_Required action_. Reproduce every entry exactly, without alteration.

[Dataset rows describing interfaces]

* * * * * * * * *

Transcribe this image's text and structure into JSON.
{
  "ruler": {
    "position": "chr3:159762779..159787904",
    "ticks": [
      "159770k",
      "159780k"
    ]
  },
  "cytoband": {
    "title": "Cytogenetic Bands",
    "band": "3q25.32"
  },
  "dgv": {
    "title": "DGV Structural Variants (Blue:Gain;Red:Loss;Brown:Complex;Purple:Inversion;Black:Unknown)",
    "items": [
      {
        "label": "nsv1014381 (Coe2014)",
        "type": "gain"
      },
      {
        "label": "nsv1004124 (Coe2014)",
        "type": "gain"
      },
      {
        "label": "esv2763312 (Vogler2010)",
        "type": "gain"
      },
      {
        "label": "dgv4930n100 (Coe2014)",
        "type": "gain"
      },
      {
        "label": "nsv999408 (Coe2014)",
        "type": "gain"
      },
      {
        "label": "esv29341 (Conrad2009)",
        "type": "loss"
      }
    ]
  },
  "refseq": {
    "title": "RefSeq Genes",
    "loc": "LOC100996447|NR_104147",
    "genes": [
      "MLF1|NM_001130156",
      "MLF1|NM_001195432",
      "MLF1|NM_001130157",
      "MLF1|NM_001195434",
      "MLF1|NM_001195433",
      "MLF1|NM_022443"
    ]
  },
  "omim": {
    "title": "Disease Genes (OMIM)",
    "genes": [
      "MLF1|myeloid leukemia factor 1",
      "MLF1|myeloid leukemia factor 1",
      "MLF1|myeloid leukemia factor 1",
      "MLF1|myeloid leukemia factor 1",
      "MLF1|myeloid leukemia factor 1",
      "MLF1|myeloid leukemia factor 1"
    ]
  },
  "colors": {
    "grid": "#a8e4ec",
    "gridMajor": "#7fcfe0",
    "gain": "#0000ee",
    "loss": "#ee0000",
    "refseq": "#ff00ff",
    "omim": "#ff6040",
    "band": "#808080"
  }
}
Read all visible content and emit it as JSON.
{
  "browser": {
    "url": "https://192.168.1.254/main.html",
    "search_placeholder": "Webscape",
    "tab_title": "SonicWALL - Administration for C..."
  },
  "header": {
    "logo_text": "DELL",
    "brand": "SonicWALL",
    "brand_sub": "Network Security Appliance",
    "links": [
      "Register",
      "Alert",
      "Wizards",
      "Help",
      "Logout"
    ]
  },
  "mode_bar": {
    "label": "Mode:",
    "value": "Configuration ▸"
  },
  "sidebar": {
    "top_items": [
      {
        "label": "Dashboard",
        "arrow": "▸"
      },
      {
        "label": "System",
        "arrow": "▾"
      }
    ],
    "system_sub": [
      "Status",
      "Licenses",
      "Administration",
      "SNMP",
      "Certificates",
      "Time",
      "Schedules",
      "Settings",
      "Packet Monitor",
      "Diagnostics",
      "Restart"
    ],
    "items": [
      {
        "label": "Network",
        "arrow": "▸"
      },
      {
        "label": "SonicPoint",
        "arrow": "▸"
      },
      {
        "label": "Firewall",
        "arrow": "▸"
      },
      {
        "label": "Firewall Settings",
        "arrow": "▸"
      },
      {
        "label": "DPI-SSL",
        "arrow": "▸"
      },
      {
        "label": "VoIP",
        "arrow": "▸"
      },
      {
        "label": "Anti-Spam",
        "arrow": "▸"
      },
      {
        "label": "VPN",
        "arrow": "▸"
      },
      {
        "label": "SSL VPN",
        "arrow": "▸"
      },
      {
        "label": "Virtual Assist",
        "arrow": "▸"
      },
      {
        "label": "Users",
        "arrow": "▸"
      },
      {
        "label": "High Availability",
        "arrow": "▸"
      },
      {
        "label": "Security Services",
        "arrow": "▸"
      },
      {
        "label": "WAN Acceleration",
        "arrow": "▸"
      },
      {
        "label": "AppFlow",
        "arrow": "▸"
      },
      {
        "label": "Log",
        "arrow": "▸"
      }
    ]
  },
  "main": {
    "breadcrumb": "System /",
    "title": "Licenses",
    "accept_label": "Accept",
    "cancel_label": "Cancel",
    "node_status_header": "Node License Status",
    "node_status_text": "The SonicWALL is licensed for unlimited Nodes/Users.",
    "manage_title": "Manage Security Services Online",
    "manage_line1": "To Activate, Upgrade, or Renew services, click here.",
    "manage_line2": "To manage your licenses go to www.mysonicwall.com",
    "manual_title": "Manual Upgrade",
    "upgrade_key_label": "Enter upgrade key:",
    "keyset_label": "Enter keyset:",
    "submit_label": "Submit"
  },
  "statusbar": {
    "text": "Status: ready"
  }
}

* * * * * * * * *

_Exercise response_.
Transcribe this image's text and structure into JSON.
{
  "ruler": {
    "position": "chr3:159762779..159787904",
    "ticks": [
      "159770k",
      "159780k"
    ]
  },
  "cytoband": {
    "title": "Cytogenetic Bands",
    "band": "3q25.32"
  },
  "dgv": {
    "title": "DGV Structural Variants (Blue:Gain;Red:Loss;Brown:Complex;Purple:Inversion;Black:Unknown)",
    "items": [
      {
        "label": "nsv1014381 (Coe2014)",
        "type": "gain"
      },
      {
        "label": "nsv1004124 (Coe2014)",
        "type": "gain"
      },
      {
        "label": "esv2763312 (Vogler2010)",
        "type": "gain"
      },
      {
        "label": "dgv4930n100 (Coe2014)",
        "type": "gain"
      },
      {
        "label": "nsv999408 (Coe2014)",
        "type": "gain"
      },
      {
        "label": "esv29341 (Conrad2009)",
        "type": "loss"
      }
    ]
  },
  "refseq": {
    "title": "RefSeq Genes",
    "loc": "LOC100996447|NR_104147",
    "genes": [
      "MLF1|NM_001130156",
      "MLF1|NM_001195432",
      "MLF1|NM_001130157",
      "MLF1|NM_001195434",
      "MLF1|NM_001195433",
      "MLF1|NM_022443"
    ]
  },
  "omim": {
    "title": "Disease Genes (OMIM)",
    "genes": [
      "MLF1|myeloid leukemia factor 1",
      "MLF1|myeloid leukemia factor 1",
      "MLF1|myeloid leukemia factor 1",
      "MLF1|myeloid leukemia factor 1",
      "MLF1|myeloid leukemia factor 1",
      "MLF1|myeloid leukemia factor 1"
    ]
  },
  "colors": {
    "grid": "#a8e4ec",
    "gridMajor": "#7fcfe0",
    "gain": "#0000ee",
    "loss": "#ee0000",
    "refseq": "#ff00ff",
    "omim": "#ff6040",
    "band": "#808080"
  }
}
Read all visible content and emit it as JSON.
{
  "browser": {
    "url": "https://192.168.1.254/main.html",
    "search_placeholder": "Webscape",
    "tab_title": "SonicWALL - Administration for C..."
  },
  "header": {
    "logo_text": "DELL",
    "brand": "SonicWALL",
    "brand_sub": "Network Security Appliance",
    "links": [
      "Register",
      "Alert",
      "Wizards",
      "Help",
      "Logout"
    ]
  },
  "mode_bar": {
    "label": "Mode:",
    "value": "Configuration ▸"
  },
  "sidebar": {
    "top_items": [
      {
        "label": "Dashboard",
        "arrow": "▸"
      },
      {
        "label": "System",
        "arrow": "▾"
      }
    ],
    "system_sub": [
      "Status",
      "Licenses",
      "Administration",
      "SNMP",
      "Certificates",
      "Time",
      "Schedules",
      "Settings",
      "Packet Monitor",
      "Diagnostics",
      "Restart"
    ],
    "items": [
      {
        "label": "Network",
        "arrow": "▸"
      },
      {
        "label": "SonicPoint",
        "arrow": "▸"
      },
      {
        "label": "Firewall",
        "arrow": "▸"
      },
      {
        "label": "Firewall Settings",
        "arrow": "▸"
      },
      {
        "label": "DPI-SSL",
        "arrow": "▸"
      },
      {
        "label": "VoIP",
        "arrow": "▸"
      },
      {
        "label": "Anti-Spam",
        "arrow": "▸"
      },
      {
        "label": "VPN",
        "arrow": "▸"
      },
      {
        "label": "SSL VPN",
        "arrow": "▸"
      },
      {
        "label": "Virtual Assist",
        "arrow": "▸"
      },
      {
        "label": "Users",
        "arrow": "▸"
      },
      {
        "label": "High Availability",
        "arrow": "▸"
      },
      {
        "label": "Security Services",
        "arrow": "▸"
      },
      {
        "label": "WAN Acceleration",
        "arrow": "▸"
      },
      {
        "label": "AppFlow",
        "arrow": "▸"
      },
      {
        "label": "Log",
        "arrow": "▸"
      }
    ]
  },
  "main": {
    "breadcrumb": "System /",
    "title": "Licenses",
    "accept_label": "Accept",
    "cancel_label": "Cancel",
    "node_status_header": "Node License Status",
    "node_status_text": "The SonicWALL is licensed for unlimited Nodes/Users.",
    "manage_title": "Manage Security Services Online",
    "manage_line1": "To Activate, Upgrade, or Renew services, click here.",
    "manage_line2": "To manage your licenses go to www.mysonicwall.com",
    "manual_title": "Manual Upgrade",
    "upgrade_key_label": "Enter upgrade key:",
    "keyset_label": "Enter keyset:",
    "submit_label": "Submit"
  },
  "statusbar": {
    "text": "Status: ready"
  }
}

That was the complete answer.